Invariably this comparison will lead to disappointment because the conclusion is that since the behavior and actions don’t match what is imagined to be that of an enlightened person, you are not enlightened yet. And so the seeking continues.

As long as there is seeking there is no openness to the moment. There’s a latching on to an imaginary future and enlightenment is obscured.

Self-help can be beautiful and very useful. There can be progress in the individual on many levels, and while some people think that this clarity affects the personality to some degree, I don’t find that perspective useful because of the danger of linking one to the other.

Think of it another way. Enlightenment doesn’t take time, therefore there is no path. Self-help takes time and involves a path that doesn’t conclude until the body is dropped.

Enlightenment isn’t a conclusion either.

The pathless enlightenment of the IE technique need not contradict the personal pursuit of betterment and a path, as long as that pursuit doesn’t include enlightenment.

Self-help doesn’t lead to enlightenment, since enlightenment is not an event or an experience. Something bound by time—the individual, cannot become something that is not bound by time. The impermanent cannot make the permanent its subset.

While self-help improves the self and doesn’t lead to enlightenment, it can clear the mud and make it far less challenging to apply the IE technique. This is because when attachment to psychological thought has been neutralized for the most part (when we’ve used self-help to drop our heavy-duty emotional baggage) there’s less attachment to thought in general, and so much of the first stages of applying the IE technique on psychological thoughts has already been completed.

Though self-help can prepare the grounds that make the practice of the IE technique that much easier, it should not be considered a prerequisite for the IE technique, nor should it be associated with the success of the IE technique.

The IE technique always works. There’s no path for the technique itself.

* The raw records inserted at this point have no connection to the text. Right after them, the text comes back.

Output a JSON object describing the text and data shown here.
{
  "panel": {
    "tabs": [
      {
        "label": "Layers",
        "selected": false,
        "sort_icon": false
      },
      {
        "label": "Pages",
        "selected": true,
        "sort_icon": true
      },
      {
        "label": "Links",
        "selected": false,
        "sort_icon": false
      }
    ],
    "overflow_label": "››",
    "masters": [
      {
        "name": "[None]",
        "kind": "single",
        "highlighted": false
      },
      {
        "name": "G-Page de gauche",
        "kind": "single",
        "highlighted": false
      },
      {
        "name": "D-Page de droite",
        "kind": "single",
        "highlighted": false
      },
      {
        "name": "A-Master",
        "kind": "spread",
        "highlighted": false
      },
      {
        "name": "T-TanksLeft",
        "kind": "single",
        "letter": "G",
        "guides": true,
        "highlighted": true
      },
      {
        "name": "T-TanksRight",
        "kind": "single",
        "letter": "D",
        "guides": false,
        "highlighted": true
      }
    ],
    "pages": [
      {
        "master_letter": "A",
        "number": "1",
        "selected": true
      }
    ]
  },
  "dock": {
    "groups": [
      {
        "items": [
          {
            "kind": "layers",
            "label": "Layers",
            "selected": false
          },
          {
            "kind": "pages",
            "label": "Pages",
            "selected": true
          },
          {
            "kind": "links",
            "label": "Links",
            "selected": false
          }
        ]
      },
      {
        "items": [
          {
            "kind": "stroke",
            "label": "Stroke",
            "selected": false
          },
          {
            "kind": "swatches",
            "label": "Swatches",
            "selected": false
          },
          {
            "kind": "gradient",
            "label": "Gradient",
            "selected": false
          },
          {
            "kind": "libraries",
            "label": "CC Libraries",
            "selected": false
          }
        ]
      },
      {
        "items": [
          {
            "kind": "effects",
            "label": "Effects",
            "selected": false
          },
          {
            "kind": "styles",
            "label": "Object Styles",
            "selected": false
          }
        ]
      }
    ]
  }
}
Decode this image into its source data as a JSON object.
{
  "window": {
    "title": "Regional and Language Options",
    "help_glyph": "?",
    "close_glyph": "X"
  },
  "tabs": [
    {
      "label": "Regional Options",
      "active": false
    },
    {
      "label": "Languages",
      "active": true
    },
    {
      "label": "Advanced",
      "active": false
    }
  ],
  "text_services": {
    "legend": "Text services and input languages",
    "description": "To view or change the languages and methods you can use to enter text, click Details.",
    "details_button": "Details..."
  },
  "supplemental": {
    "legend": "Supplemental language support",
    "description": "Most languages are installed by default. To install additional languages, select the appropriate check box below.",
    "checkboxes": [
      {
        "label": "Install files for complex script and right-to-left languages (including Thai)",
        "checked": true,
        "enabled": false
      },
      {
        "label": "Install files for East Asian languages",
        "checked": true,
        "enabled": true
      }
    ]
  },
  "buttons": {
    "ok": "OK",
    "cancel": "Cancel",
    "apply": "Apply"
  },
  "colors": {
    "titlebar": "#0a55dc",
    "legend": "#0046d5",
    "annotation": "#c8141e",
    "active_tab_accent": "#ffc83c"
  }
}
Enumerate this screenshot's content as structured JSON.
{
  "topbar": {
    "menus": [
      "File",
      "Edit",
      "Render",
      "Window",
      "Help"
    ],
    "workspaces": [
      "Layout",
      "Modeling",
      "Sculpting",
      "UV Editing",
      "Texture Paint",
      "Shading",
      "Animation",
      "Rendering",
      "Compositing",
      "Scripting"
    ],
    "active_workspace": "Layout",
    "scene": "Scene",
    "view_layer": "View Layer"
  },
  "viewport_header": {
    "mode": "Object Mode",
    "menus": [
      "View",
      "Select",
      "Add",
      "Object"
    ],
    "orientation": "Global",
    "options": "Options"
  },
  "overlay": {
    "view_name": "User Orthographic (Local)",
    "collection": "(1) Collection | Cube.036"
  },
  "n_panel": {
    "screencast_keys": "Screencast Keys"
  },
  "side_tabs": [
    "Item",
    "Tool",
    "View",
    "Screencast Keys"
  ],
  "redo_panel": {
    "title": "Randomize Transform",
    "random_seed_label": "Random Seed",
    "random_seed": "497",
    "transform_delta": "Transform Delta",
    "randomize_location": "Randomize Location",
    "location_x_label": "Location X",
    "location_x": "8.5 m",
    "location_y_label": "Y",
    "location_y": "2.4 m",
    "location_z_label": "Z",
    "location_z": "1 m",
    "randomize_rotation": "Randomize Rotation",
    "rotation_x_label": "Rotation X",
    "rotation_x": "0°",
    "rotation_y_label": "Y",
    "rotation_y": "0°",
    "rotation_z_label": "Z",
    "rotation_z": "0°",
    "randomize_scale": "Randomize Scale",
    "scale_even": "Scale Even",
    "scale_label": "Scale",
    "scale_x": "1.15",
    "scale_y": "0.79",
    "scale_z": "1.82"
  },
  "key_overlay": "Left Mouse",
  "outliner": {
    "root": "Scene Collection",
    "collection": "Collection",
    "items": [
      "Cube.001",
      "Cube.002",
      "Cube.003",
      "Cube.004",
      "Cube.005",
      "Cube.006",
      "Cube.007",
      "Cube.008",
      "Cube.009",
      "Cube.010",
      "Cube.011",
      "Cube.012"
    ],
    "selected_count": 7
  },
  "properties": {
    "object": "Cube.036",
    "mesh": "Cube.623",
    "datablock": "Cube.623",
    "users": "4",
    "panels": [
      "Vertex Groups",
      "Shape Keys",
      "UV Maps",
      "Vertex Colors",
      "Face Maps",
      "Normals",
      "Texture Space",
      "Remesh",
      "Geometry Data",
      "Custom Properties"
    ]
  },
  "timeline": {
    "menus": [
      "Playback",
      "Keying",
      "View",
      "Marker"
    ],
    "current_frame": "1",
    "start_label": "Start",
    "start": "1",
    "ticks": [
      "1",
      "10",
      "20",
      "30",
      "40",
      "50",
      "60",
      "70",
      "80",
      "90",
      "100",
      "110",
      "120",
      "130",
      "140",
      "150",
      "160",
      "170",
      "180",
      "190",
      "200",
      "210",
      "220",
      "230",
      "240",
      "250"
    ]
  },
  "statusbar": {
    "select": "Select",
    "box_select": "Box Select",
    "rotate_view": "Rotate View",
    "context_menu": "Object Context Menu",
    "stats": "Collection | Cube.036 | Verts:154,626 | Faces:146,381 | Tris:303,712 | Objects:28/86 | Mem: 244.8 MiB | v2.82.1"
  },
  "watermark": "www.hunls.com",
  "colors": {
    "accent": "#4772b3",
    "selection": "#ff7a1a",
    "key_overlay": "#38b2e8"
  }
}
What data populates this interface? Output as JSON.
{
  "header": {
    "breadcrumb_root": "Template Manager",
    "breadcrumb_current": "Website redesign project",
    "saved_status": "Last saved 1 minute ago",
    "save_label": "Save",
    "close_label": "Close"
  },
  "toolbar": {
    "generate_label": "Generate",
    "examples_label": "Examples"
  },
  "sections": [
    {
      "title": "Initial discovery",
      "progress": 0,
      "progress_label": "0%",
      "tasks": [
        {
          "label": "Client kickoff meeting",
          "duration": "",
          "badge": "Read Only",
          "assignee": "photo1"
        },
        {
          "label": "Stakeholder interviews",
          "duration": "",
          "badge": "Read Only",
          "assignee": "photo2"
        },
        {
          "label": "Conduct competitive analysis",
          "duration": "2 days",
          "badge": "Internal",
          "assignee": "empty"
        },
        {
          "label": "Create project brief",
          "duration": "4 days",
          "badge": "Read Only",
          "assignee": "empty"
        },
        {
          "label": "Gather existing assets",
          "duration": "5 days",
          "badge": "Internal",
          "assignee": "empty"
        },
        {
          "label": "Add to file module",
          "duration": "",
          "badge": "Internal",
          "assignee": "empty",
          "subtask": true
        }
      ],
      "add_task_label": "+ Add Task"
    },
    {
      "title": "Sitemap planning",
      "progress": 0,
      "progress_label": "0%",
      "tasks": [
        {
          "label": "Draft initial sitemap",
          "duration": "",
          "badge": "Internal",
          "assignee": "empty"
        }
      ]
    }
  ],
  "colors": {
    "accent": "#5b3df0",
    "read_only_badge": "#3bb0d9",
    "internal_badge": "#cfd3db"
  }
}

Practicing the IE technique regularly and earnestly leads to the point where the technique arises automatically with thoughts. But this doesn’t make enlightenment a path.

Does the practice of the IE technique lead to an improvement in the personality?

It seems to, with some lag. And this can again create the misperception that the practice leads to self-improvement or that it entails self-improvement. If self-improvement arises, it does so as a by-product of the practice.

Enlightenment and the practice are not the same.

One is a gateway in the moment to the other.

For a more in-depth understanding of this article, I Think, Therefore I Lie: An Introduction to the IE Technique covers all these topics and more. It is available on all digital platforms as well as in paperback. If you have read the book and you still have questions, feel free to contact me with your questions.